TASK INSTRUCTIONS - Go through the records and restate them word for word, omitting images.

Data about app and page elements -
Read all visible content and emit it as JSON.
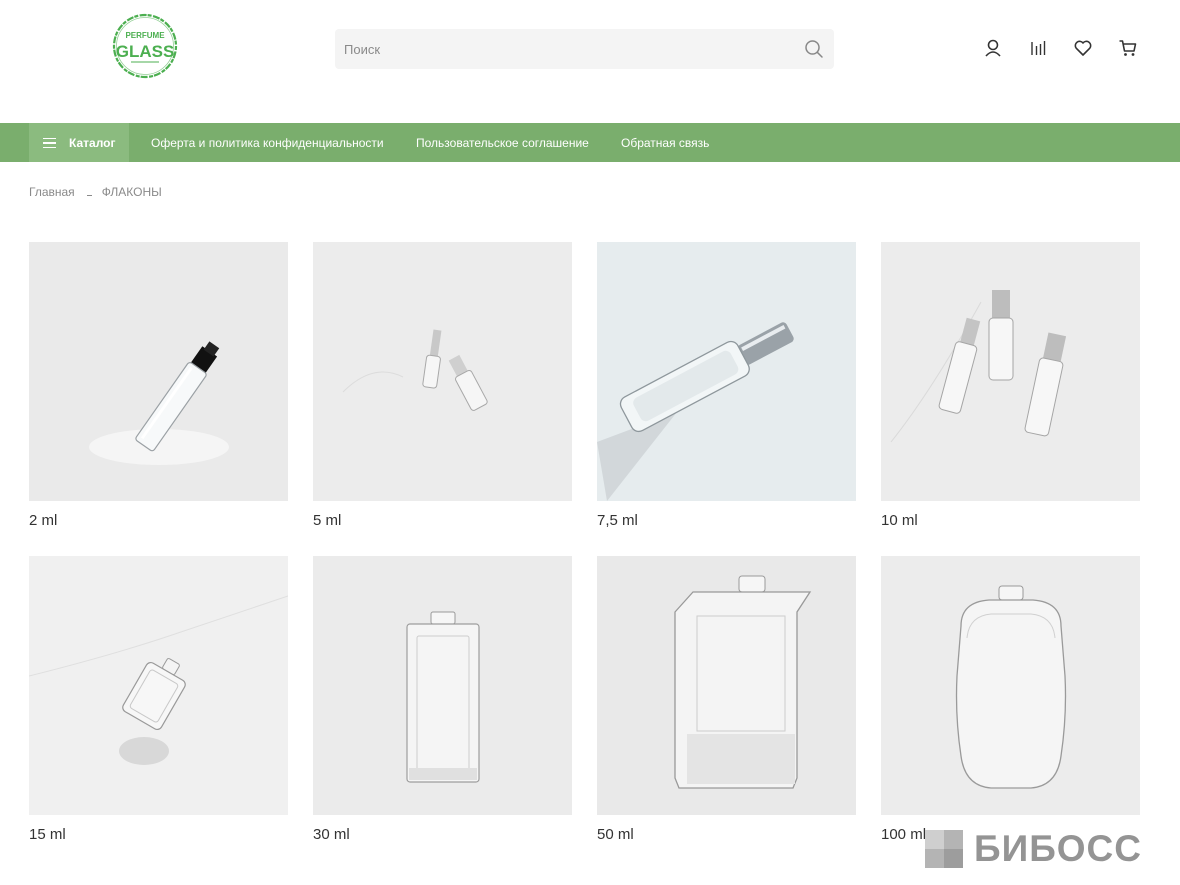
{
  "header": {
    "logo_line1": "PERFUME",
    "logo_line2": "GLASS",
    "search_placeholder": "Поиск",
    "icons": [
      "user-icon",
      "compare-icon",
      "heart-icon",
      "cart-icon"
    ]
  },
  "nav": {
    "catalog_label": "Каталог",
    "links": [
      "Оферта и политика конфиденциальности",
      "Пользовательское соглашение",
      "Обратная связь"
    ]
  },
  "breadcrumb": {
    "home": "Главная",
    "current": "ФЛАКОНЫ"
  },
  "products": [
    {
      "title": "2 ml"
    },
    {
      "title": "5 ml"
    },
    {
      "title": "7,5 ml"
    },
    {
      "title": "10 ml"
    },
    {
      "title": "15 ml"
    },
    {
      "title": "30 ml"
    },
    {
      "title": "50 ml"
    },
    {
      "title": "100 ml"
    }
  ],
  "watermark": "БИБОСС",
  "colors": {
    "brand_green": "#7aae6d",
    "catalog_green": "#8bbb7f",
    "logo_green": "#4caf50"
  }
}
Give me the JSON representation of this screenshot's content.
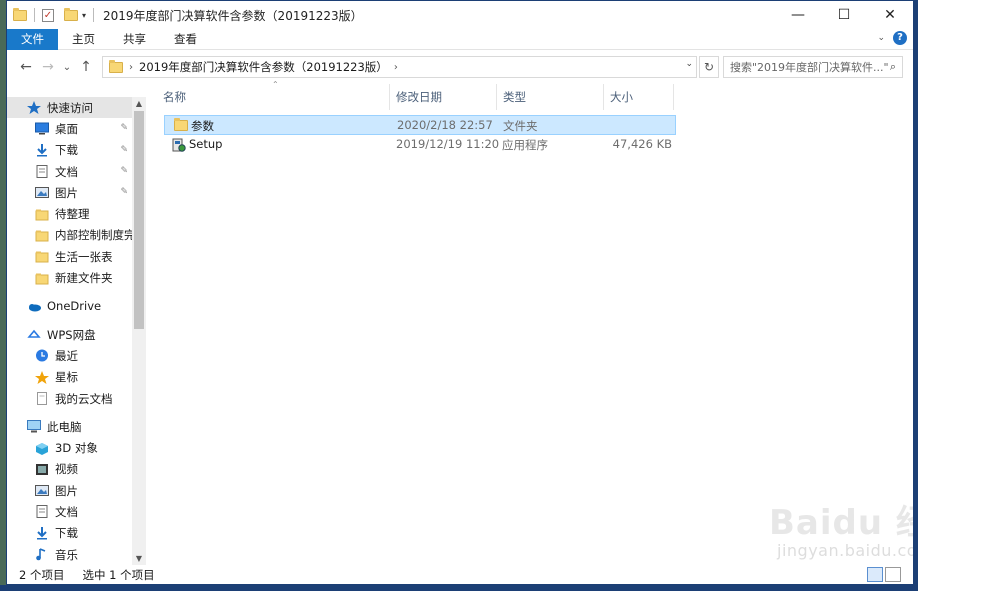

ANSWER BOX -
Read all visible content and emit it as JSON.
{
  "header": {
    "logo_line1": "PERFUME",
    "logo_line2": "GLASS",
    "search_placeholder": "Поиск",
    "icons": [
      "user-icon",
      "compare-icon",
      "heart-icon",
      "cart-icon"
    ]
  },
  "nav": {
    "catalog_label": "Каталог",
    "links": [
      "Оферта и политика конфиденциальности",
      "Пользовательское соглашение",
      "Обратная связь"
    ]
  },
  "breadcrumb": {
    "home": "Главная",
    "current": "ФЛАКОНЫ"
  },
  "products": [
    {
      "title": "2 ml"
    },
    {
      "title": "5 ml"
    },
    {
      "title": "7,5 ml"
    },
    {
      "title": "10 ml"
    },
    {
      "title": "15 ml"
    },
    {
      "title": "30 ml"
    },
    {
      "title": "50 ml"
    },
    {
      "title": "100 ml"
    }
  ],
  "watermark": "БИБОСС",
  "colors": {
    "brand_green": "#7aae6d",
    "catalog_green": "#8bbb7f",
    "logo_green": "#4caf50"
  }
}
Give me the JSON representation of this screenshot's content.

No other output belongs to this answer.